February 2011. Inter-American Commission for Human Rights finds a violation and inadequate State response and refers the case to the Inter-American Court of Human Rights.
April 2012. Inter-American Court of Human Rights holds a public hearing in Diario Militar in Guayaquil, Ecuador.
May 2012. Third party intervention filed before the Inter-American Court of Human Rights.
November 20, 2012. Judgment of the Inter-American Court (released December 21, 2012).
In 2012, the Inter-American Court of Human Rights found Guatemala was responsible for the forced disappearances alleged, and acknowledged by the State, and that this violated the rights of the victims and their families.

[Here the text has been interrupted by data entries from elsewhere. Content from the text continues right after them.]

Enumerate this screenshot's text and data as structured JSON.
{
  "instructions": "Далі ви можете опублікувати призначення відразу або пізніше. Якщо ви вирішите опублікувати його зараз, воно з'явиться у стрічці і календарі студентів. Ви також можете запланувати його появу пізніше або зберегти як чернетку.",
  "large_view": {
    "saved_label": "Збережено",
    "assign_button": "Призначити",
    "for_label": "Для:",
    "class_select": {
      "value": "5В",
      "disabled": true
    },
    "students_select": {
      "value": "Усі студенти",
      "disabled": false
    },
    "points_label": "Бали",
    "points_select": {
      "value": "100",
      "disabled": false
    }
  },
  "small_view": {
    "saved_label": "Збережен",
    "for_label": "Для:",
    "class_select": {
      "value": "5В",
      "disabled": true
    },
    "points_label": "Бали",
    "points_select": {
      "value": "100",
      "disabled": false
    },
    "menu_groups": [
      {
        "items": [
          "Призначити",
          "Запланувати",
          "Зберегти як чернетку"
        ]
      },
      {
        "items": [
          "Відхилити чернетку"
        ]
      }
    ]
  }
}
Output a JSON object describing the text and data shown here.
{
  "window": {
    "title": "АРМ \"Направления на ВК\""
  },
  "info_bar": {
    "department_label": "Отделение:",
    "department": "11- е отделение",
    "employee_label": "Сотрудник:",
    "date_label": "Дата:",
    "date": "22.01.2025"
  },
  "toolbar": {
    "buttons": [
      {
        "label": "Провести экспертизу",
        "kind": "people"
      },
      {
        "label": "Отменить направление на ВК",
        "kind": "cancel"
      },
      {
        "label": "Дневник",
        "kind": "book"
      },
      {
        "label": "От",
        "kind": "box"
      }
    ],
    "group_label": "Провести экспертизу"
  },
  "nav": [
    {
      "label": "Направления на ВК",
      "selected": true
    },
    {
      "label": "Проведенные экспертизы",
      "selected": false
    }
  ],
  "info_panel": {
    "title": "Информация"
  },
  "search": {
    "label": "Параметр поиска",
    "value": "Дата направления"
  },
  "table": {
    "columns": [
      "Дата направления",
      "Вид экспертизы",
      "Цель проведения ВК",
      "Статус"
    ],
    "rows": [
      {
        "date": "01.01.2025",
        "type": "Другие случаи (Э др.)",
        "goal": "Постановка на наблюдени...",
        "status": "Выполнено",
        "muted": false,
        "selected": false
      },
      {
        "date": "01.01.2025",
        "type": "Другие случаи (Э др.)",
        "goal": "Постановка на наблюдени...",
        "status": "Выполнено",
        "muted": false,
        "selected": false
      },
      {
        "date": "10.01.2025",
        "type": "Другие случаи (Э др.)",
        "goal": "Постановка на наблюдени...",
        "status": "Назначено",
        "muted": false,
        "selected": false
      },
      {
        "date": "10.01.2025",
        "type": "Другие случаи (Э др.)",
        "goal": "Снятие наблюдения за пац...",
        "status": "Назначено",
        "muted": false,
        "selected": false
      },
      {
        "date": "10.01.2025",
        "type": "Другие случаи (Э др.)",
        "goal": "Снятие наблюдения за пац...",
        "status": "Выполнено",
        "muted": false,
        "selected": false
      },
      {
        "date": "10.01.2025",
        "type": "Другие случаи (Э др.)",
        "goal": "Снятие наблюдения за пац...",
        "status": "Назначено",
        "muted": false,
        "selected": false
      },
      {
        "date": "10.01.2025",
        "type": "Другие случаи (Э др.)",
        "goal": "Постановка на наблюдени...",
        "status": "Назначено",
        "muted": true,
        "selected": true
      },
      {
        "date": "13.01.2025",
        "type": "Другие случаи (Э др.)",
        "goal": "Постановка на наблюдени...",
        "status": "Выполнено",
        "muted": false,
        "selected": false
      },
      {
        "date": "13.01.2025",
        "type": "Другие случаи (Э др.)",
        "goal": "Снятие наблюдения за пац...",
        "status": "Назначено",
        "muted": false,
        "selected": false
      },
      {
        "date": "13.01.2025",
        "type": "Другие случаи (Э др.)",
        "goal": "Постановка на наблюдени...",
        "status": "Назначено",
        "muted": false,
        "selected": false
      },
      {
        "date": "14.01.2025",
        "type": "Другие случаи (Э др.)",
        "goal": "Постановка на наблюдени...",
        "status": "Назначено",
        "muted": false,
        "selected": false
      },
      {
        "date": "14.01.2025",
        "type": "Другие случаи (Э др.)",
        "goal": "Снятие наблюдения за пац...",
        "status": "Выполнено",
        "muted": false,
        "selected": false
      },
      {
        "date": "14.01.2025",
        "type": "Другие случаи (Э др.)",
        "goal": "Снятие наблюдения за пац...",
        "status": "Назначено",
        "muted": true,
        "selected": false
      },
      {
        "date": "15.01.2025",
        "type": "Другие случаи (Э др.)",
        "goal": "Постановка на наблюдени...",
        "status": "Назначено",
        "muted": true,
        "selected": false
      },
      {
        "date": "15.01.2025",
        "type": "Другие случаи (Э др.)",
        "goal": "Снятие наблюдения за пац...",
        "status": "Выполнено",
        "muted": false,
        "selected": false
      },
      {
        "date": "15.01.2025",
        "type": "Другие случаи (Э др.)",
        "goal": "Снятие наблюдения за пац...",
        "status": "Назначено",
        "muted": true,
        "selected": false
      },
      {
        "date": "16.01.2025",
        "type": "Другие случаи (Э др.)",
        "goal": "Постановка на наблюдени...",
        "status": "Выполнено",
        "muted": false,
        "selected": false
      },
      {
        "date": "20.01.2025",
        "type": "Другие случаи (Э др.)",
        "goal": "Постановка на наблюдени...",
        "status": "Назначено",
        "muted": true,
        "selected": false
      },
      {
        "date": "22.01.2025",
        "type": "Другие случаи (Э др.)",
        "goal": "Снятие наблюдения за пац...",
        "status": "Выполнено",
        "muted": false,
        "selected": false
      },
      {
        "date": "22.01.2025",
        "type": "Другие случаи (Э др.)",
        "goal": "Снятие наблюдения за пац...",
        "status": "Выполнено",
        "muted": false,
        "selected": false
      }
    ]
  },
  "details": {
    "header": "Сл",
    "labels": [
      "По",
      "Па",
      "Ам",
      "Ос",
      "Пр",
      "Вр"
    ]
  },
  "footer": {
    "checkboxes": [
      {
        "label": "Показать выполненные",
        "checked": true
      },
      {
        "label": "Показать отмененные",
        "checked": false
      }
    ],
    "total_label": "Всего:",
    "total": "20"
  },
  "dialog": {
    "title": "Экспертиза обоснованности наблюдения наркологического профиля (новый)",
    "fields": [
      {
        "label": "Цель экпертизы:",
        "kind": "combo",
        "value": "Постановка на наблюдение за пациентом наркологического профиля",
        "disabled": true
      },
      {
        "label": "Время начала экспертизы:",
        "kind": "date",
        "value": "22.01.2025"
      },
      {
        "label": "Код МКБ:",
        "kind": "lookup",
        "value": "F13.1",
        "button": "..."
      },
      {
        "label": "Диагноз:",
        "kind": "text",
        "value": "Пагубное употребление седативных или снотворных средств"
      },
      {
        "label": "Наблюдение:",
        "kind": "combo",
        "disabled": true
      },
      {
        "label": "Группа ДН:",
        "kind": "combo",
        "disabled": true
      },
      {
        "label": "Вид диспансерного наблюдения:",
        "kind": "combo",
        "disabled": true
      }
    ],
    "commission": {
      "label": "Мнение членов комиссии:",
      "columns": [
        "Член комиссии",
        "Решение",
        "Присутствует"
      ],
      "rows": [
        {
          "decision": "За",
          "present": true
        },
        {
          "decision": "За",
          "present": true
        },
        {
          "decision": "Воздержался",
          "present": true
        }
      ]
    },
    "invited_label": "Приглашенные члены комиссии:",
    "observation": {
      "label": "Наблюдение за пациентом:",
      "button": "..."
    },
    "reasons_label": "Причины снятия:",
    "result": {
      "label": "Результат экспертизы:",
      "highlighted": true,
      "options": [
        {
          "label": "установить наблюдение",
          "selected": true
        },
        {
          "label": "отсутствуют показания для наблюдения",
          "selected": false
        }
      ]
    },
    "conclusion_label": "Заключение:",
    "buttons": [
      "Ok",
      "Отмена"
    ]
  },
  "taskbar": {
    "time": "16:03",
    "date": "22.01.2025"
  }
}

The Court ruled that the State violated the victims’ rights to life, liberty and freedom from torture; as well as their freedom of association, given that the intention of the disappearances was to silence the victims.
The Court also found that Guatemala failed to conduct an effective investigation, recognizing a “systematic pattern of denial of justice and of impunity.” While an investigation ostensibly began in 1999, following the disclosure of the death squad diary, the Court found it neither “diligent nor effective” for the “clarification of the facts, identification and, eventually, sanctioning of those responsible, or for the determination of the locations of the disappeared.” The Court laid particular blame on the doorstep of the Ministry of Justice, given the Ministry’s “constant denials of information.” The Court reaffirmed that impunity for systematic disappearances must be avoided to ensure that violations do not recur.
The Court further found a violation of the right to truth, grounded in the personal integrity right of relatives of the disappeared. The Court emphasized that the State’s failure to collaborate with the country’s truth commission—and indeed “the hiding of state information about the facts”—entailed a form of cruel and inhuman treatment for the family members.
The Court nonetheless failed to find autonomous freedom of expression or right to information violations, ruling that the infringement of these rights, while present, was bound to other violations.
The Court ordered the State to investigate and identify, prosecute and sanction those responsible for the disappearances and other violations—and refrain from applying amnesty or other related laws undermining individual and State responsibility. The Court also required the State to determine the whereabouts of the victims, both to ensure a close to the grieving process for the families and to ensure access to information about what happened and who was responsible. The Court further ordered financial remuneration, rehabilitation, and symbolic measures of redress, honoring the victims.